I think it's impossible to separate the political and the personal, especially when it comes to sexuality, which is so weird and subconscious and constantly changing. It's impossible to align them completely. You can have a very clear sense of what you want politically in a relationship, in bed, in a marriage, but then when you're there, your gut feelings get in the way — and even though these gut feelings might be socially constructed, that doesn't make them feel any less real. Jealousy is a perfect example! There’s no way jealousy isn’t socially constructed, but it’s also one of the most visceral emotions; it's awful and anybody who's felt it knows what I'm saying. It rocks your whole body, it makes you hyperventilate, you feel it very physically. But jealousy is also wrapped up in all kinds of culturally-prescribed ideas of pride and respect and exclusivity or hierarchy. It’s impossible to be like “these are my politics and I’m never gonna feel a certain way.” You never know how you're going to feel when it comes to sex and love.
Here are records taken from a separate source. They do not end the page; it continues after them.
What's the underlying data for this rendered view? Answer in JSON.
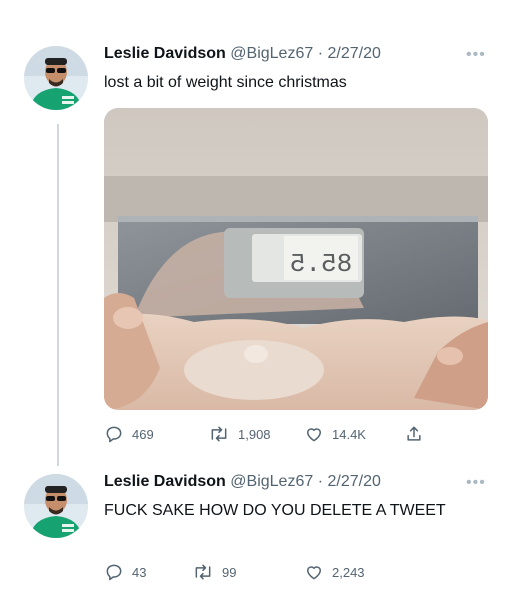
{
  "tweets": [
    {
      "name": "Leslie Davidson",
      "handle": "@BigLez67",
      "separator": "·",
      "date": "2/27/20",
      "text": "lost a bit of weight since christmas",
      "has_media": true,
      "scale_reading": "85.5",
      "actions": {
        "replies": "469",
        "retweets": "1,908",
        "likes": "14.4K"
      }
    },
    {
      "name": "Leslie Davidson",
      "handle": "@BigLez67",
      "separator": "·",
      "date": "2/27/20",
      "text": "FUCK SAKE HOW DO YOU DELETE A TWEET",
      "has_media": false,
      "actions": {
        "replies": "43",
        "retweets": "99",
        "likes": "2,243"
      }
    }
  ],
  "colors": {
    "muted": "#536471",
    "thread_line": "#cfd9de"
  },
  "icons": [
    "reply-icon",
    "retweet-icon",
    "like-icon",
    "share-icon",
    "more-icon"
  ]
}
So how do we have good sex?
I think no matter how strong of an activist you are, you have to remember that you were socialized in the past, you live in the present, and your work is trying to change the future. So you can't have the standards of the future when you're dealing with your immediate personal life. You have to have a bit of self-forgiveness and remind yourself that you came of age decades ago. So I think step one is just to acknowledge that, and forgive yourself and accept yourself for having somewhat incongruous personal feelings. And then think very actively about your desires. I think with many cis heterosexual people, they are sort of living in this world where that is seen as the default and they don't think a lot about why they're heterosexual or what they like about being heterosexual. They do plenty of complaining about heterosexuality, but they don't kind of affirmatively choose this life, which was a real revelation to me, to really think actively about what it is that I loved about men and lusted over.
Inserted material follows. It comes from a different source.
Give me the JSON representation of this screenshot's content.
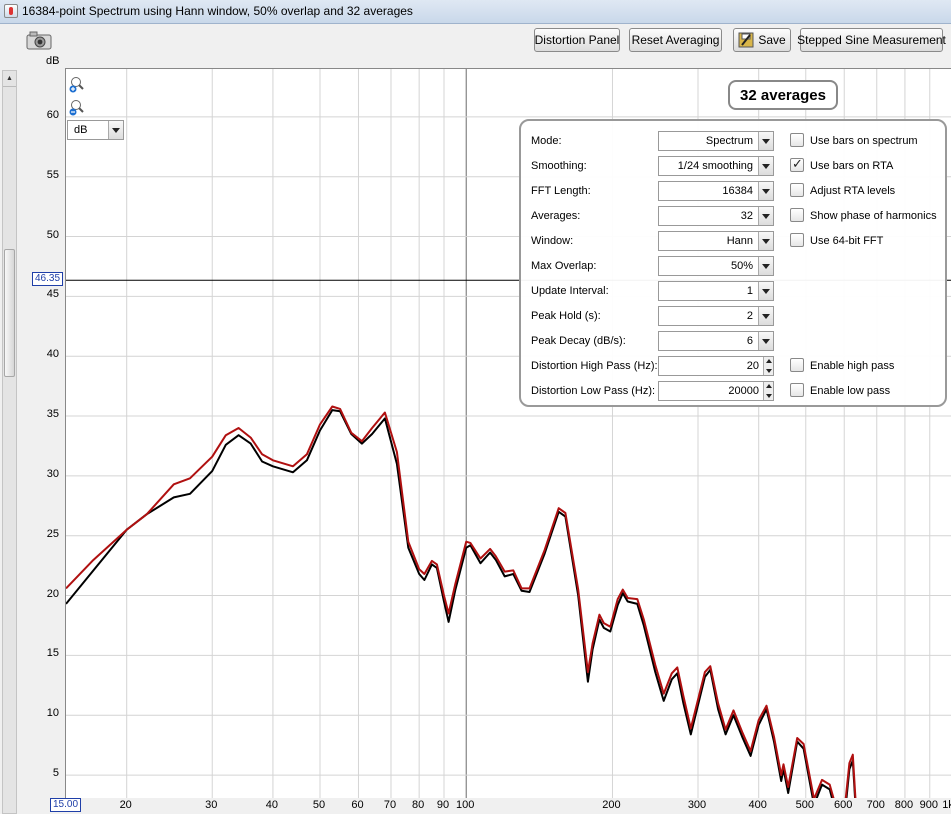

You’re explicit about the fact that bad sex played a part in ending your previous marriage. Is there room for bad sex in a relationship from time to time? What do you think people should do when they have bad sex in their primary relationships?
So this is a really important question, and I am worried that people are going to interpret this book as: if you're having bad sex in your marriage, you must leave the person. That's really simplistic; I don't agree with that. There can be really fulfilling relationships that where sex is on the back-burner or even completely absent. Ask anybody who's asexual, ask anyone with chronic illness that makes sex really hard, ask anyone who, for whatever reason, can't or doesn't want to have sex in their primary relationship. In my case, I was very badly wanting good sex in my primary relationship. And it wasn't there, and that wasn’t changing. I’m in a new relationship and I’ve [been living] in a pandemic, and pregnant and postpartum, and all three of those things have totally f*cked with my sex drive in weird ways. I can say that sex is not constantly the most important thing in a relationship. But at that time, I'd been craving sexual connection with my primary partner and not getting it. If that relationship had been extremely strong in all the other ways except for sex, we might have been able to work something out, but that was the gateway for me realizing that other types of connections were off, too.
This interview has been edited and condensed.